### Your task
Where a line below includes the word "Files", copy that line.

### Provided entries
* * * * * * * * *

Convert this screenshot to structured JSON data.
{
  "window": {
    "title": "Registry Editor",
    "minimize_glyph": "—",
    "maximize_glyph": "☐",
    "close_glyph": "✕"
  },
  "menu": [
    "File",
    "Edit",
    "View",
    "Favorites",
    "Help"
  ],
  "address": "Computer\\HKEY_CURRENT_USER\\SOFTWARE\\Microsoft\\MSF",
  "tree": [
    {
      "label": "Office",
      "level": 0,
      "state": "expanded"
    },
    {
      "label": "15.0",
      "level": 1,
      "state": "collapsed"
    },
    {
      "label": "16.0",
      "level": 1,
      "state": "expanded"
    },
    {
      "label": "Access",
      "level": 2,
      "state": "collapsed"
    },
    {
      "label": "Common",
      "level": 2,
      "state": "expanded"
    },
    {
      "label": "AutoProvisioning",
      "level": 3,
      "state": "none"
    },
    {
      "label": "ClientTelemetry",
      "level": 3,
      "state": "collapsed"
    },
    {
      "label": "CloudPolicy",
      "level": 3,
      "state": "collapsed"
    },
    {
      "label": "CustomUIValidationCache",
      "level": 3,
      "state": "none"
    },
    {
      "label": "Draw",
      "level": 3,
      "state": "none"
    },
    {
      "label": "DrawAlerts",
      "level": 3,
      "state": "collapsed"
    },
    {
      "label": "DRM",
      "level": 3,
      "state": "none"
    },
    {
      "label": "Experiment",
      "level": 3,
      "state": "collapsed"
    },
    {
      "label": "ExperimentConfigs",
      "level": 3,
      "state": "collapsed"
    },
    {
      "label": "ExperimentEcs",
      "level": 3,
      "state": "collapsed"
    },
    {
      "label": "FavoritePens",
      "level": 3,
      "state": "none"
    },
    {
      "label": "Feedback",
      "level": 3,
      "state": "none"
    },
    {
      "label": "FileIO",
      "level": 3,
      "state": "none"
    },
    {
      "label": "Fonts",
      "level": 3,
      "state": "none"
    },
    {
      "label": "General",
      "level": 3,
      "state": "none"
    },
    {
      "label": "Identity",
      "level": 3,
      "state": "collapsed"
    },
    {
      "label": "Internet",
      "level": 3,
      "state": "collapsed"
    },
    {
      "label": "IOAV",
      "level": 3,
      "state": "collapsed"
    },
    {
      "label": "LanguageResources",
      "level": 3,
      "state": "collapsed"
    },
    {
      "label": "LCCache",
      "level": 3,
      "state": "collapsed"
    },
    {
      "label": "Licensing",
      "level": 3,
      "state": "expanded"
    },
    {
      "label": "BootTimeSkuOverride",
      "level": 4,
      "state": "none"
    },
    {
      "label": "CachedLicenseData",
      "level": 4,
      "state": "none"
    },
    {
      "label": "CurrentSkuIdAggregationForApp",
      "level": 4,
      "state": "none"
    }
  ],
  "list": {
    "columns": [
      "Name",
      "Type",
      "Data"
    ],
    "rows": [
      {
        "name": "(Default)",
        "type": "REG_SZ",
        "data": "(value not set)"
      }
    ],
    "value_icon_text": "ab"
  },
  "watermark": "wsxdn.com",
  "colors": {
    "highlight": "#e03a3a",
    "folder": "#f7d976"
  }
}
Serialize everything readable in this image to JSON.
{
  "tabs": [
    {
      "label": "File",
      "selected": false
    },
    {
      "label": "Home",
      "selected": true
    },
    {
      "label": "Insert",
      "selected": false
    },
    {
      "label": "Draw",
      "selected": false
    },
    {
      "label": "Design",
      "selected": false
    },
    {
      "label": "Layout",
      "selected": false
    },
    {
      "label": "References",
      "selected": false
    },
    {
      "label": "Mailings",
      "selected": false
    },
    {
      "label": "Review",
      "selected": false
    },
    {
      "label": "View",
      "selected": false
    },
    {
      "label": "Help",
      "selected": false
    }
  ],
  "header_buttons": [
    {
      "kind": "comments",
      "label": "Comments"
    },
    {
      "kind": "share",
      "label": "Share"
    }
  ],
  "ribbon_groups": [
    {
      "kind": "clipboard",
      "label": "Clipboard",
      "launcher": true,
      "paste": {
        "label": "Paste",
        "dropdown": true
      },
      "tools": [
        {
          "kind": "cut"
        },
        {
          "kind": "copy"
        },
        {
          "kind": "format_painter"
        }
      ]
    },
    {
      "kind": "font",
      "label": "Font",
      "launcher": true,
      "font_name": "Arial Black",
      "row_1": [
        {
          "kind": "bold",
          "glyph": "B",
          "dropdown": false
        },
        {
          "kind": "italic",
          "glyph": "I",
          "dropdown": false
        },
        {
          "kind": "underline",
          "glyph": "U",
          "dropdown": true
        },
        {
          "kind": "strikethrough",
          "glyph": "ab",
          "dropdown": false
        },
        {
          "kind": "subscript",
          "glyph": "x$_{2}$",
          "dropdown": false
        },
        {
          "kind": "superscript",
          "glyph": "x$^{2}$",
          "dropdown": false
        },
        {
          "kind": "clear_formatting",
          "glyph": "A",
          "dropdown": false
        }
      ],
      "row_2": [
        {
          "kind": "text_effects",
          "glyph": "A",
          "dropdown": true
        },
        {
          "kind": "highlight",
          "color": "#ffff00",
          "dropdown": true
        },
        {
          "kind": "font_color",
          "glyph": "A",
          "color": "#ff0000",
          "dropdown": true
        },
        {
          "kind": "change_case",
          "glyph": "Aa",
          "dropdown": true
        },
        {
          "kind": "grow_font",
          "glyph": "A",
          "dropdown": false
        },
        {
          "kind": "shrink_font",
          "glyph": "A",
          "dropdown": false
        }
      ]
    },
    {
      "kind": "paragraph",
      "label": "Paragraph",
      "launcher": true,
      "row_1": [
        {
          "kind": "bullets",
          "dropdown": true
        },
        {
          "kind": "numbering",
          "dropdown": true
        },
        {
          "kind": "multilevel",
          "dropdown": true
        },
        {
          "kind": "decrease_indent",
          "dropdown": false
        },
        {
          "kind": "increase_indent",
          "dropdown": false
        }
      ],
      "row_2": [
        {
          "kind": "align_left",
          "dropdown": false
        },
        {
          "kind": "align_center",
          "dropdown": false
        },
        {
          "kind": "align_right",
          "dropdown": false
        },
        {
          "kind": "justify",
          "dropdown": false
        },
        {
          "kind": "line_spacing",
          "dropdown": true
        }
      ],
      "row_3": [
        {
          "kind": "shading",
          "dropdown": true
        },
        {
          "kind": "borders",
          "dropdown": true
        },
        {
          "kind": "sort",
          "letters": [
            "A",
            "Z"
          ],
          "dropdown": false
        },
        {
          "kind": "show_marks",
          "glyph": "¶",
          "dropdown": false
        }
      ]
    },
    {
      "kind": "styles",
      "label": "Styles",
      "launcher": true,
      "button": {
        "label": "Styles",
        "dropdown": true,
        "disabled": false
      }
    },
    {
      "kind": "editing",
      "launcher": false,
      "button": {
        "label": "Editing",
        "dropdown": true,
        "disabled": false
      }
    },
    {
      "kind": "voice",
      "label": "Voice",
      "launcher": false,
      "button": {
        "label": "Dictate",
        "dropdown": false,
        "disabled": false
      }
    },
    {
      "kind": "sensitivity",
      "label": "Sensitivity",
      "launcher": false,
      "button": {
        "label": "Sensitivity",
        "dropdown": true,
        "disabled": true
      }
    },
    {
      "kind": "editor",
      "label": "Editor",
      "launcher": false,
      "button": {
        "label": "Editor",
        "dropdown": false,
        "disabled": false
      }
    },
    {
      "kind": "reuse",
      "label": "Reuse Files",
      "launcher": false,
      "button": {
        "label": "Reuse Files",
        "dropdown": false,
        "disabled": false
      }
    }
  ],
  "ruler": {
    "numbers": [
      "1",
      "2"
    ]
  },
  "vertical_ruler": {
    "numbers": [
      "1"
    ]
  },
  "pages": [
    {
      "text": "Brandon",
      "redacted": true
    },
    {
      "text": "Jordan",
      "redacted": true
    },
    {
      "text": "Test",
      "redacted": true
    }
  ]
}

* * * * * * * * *

### Result for this task
      "label": "Reuse Files",
        "label": "Reuse Files",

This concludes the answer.